[7] Devereaux, C. (2017). Educator perceptions of dance/movement therapy in the special education classroom. Body, Movement and Dance in Psychotherapy, 12(1), 50-65. doi: 10.1080/17432979.2016.1238011

[8] Hartshorn, K., Olds, L., Field, T., Delage, J., Cullen, C., & Escalona, A. (2001). Creative movement therapy benefits children with autism. Early Child Development and Care, 166(1), 1-5. doi: 10.1080/0300443011660101

[9] Dauer, W., & Przedborski, S. (2003). Parkinson's disease: mechanisms and models. Neuron, 39(6), 889-909. doi: 10.1016/S0896-6273(03)00568-3
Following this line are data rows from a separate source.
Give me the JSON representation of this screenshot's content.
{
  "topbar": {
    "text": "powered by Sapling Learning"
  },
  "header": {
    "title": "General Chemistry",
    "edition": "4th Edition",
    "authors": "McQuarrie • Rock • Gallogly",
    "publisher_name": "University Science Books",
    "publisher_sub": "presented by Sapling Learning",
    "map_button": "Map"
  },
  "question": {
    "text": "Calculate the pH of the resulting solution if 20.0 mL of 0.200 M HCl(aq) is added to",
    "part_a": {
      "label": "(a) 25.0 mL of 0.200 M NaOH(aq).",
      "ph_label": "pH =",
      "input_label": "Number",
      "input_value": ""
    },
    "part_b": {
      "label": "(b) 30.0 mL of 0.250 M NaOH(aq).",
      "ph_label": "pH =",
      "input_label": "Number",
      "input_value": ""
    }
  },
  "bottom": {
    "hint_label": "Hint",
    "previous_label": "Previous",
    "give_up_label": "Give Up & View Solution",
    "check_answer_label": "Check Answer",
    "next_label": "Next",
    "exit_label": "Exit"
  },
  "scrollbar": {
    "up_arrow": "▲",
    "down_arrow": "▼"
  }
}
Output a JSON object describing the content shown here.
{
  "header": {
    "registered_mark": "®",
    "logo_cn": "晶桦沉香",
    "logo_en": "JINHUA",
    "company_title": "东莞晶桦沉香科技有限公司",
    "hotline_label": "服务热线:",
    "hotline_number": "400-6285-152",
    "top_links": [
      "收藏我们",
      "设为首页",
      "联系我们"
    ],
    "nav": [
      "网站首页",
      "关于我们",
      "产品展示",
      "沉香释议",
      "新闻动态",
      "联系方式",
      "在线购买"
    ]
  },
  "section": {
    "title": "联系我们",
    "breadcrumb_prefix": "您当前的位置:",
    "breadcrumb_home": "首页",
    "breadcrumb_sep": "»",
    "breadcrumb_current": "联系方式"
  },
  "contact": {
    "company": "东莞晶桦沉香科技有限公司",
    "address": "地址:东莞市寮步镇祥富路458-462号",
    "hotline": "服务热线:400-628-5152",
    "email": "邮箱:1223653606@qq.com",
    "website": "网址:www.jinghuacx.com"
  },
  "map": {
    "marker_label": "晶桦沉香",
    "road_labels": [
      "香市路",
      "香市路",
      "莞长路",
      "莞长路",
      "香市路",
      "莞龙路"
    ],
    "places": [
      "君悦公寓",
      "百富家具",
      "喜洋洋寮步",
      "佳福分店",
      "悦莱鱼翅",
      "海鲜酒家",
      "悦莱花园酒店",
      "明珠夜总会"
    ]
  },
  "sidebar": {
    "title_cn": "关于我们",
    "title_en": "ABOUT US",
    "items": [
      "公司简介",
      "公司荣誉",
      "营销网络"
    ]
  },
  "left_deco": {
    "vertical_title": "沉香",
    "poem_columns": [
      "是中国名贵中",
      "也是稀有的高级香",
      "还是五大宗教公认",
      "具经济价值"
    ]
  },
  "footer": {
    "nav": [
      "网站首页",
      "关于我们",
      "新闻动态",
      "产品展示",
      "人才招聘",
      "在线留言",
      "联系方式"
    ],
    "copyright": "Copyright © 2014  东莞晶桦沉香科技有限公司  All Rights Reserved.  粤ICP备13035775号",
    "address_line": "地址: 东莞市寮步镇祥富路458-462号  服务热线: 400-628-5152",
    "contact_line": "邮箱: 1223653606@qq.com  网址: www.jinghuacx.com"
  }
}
[10] McKee, K. E., & Hackney, M. E. (2013). The effects of adapted tango on spatial cognition and disease severity in Parkinson's disease. Journal of motor behavior, 45(6), 519-529. doi: 10.1080/00222895.2013.834288

[11] McRae, C., Leventhal, D., Westheimer, O., Mastin, T., Utley, J., & Russell, D. (2018). Long-term effects of Dance for PD® on self-efficacy among persons with Parkinson’s disease. Arts & Health, 10(1), 85-96. doi: 10.1080/17533015.2017.1326390

[12] Endrizzi, C., Di Pietrantonj, C., D’Amico, G., Pasetti, M., Bartoletti, L., & Boccalon, R. (2017). Dance movement psychotherapy for patients with fibromyalgia syndrome. Body, Movement and Dance in Psychotherapy, 12(2), 111-127. doi: 10.1080/17432979.2017.1290685

[13] Kunkel, D., Robison, J., Fitton, C., Hulbert, S., Roberts, L., Wiles, R., ... & Ashburn, A. (2018). It takes two: the influence of dance partners on the perceived enjoyment and benefits during participation in partnered ballroom dance classes for people with Parkinson’s. Disability and rehabilitation, 40(16), 1933-1942. doi: 10.1080/09638288.2017.1323029

[14] McGill, A., Houston, S., & Lee, R. Y. (2019). Effects of a ballet-based dance intervention on gait variability and balance confidence of people with Parkinson’s. Arts & health, 11(2), 133-146. doi: 10.1080/17533015.2018.1443947